HELENA, Mont. — Montana Attorney General Austin Knudsen continues to lead the fight against the COVID-19 vaccine mandate for Montana's health care workers.
In a new filing Friday, Knudsen along with 15 other attorneys general, asked a federal judge to block a federal government vaccine mandate for health care workers.
The following was sent out by the Office of Montana Attorney General Austin Knudsen:
Attorney General Austin Knudsen continues to lead the fight to protect Montana healthcare workers and their patients and employers from the Biden administration’s COVID-19 vaccination mandate. In a new filing today, Attorney General Knudsen and 15 other attorneys general ask a federal judge to once again block the federal government from enforcing the mandate in their respective states.
The unlawful mandate for facilities that receive Medicare or Medicaid funding from the U.S. Department of Health and Human Services is “causing havoc in the healthcare labor market” across the nation – especially in rural communities – and does not account for the pandemic’s changing circumstances.
“President Biden’s scheme to federalize COVID-19 vaccination policy and force it on Americans who have chosen not to get the vaccine has hit the skids. Four separate mandates have either been struck down or are currently blocked by federal courts,” Attorney General Knudsen said. “All that remains is the mandate for healthcare workers, and the emergence of the Omicron variant that is milder and resistant to vaccines has weakened the federal government’s position even more. Healthcare systems in rural states like Montana can’t afford to lose more workers, or patients will suffer.”
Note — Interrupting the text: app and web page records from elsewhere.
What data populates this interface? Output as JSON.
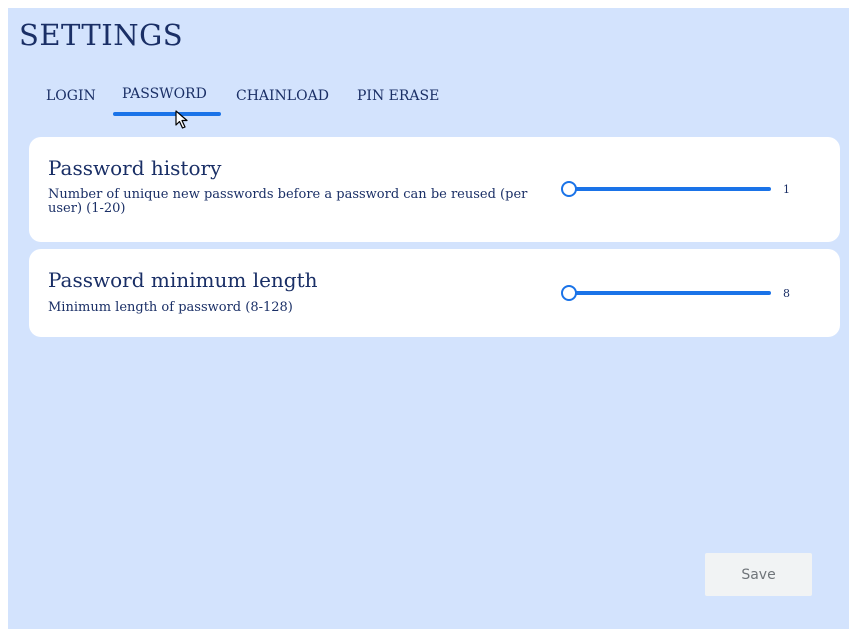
{
  "header": {
    "title": "SETTINGS"
  },
  "tabs": [
    {
      "label": "LOGIN",
      "active": false
    },
    {
      "label": "PASSWORD",
      "active": true
    },
    {
      "label": "CHAINLOAD",
      "active": false
    },
    {
      "label": "PIN ERASE",
      "active": false
    }
  ],
  "settings": [
    {
      "title": "Password history",
      "description": "Number of unique new passwords before a password can be reused (per user) (1-20)",
      "value": "1",
      "min": 1,
      "max": 20
    },
    {
      "title": "Password minimum length",
      "description": "Minimum length of password (8-128)",
      "value": "8",
      "min": 8,
      "max": 128
    }
  ],
  "actions": {
    "save_label": "Save"
  },
  "colors": {
    "background": "#d3e3fd",
    "accent": "#1a73e8",
    "text": "#1a2f66",
    "card": "#ffffff",
    "button_disabled_bg": "#f1f3f4",
    "button_disabled_text": "#70757a"
  },
  "icons": {
    "cursor": "mouse-pointer-icon"
  }
}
The filing is the latest in the ongoing case against President Biden’s vaccine mandate for health care workers. It seeks to stop the federal government from enforcing the mandate in Montana before the February 14 deadline by which workers at covered facilities must have received a first dose of a COVID-19 vaccine or have a pending or approved application for an exemption.
According to data published by the AARP Public Policy Institute, 41 percent of nursing home and long-term care facilities in Montana are already facing a shortage of nurses and/or aides. Current numbers around the nation represent the worst staffing shortages since the government began collecting data from nursing homes in May 2020. Low staffing levels in nursing homes—particularly among registered nurses—are associated with worse outcomes for residents, including more COVID-19 cases, deaths, and a higher likelihood of outbreaks. The mandate will undoubtedly make these problems worse.
“By forcing healthcare workers to choose between their jobs or an experimental vaccine they do not want, CMS is affirmatively pinching an already strained work-force—and particularly so in rural areas within [Montana],” the lawsuit reads.
Recognizing this workforce shortage and the untenable position in which it places covered healthcare facilities, federal guidance permits vaccinated employees who are testing positive for COVID-19 to return to work while prohibiting unvaccinated healthcare employees from working unless they obtain an exemption.
As the milder Omicron variant now accounts for 99.9 percent of COVID-19 cases in the country, the Biden administration’s rationale for rushing the mandate without the legally required opportunity for the public to comment no longer exists. Additionally, emerging research shows that standard COVID-19 vaccinations provide little protection against transmission of the Omicron variant, and federal authorities have begun to walk back prior claims about the efficacy of the vaccines against this now-dominant variant.
Meanwhile, new guidance from the federal government issued after the U.S. Supreme Court decision imposes a brand-new vaccine mandate on state employees who survey and report whether Medicare and Medicaid facilities are complying with applicable regulations, including the mandate itself. This constitutes an “independent, substantive rule, and yet CMS failed utterly to comply with the procedures required by [federal law]” yet again.
The CMS COVID-19 vaccine mandate also violates the Tenth Amendment, the Spending Clause, the Anti-Commandeering Doctrine, and the Nondelegation Doctrine.
The case number is 3:21-cv-03970 in the U.S. District Court for the Western District of Louisiana. It is being led by Montana, Arizona, and Louisiana. The other states joining are Alabama, Georgia, Idaho, Indiana, Kentucky, Mississippi, Ohio, Oklahoma, South Carolina, Tennessee, Utah, Virginia, and West Virginia.
Click here to read the full amended complaint.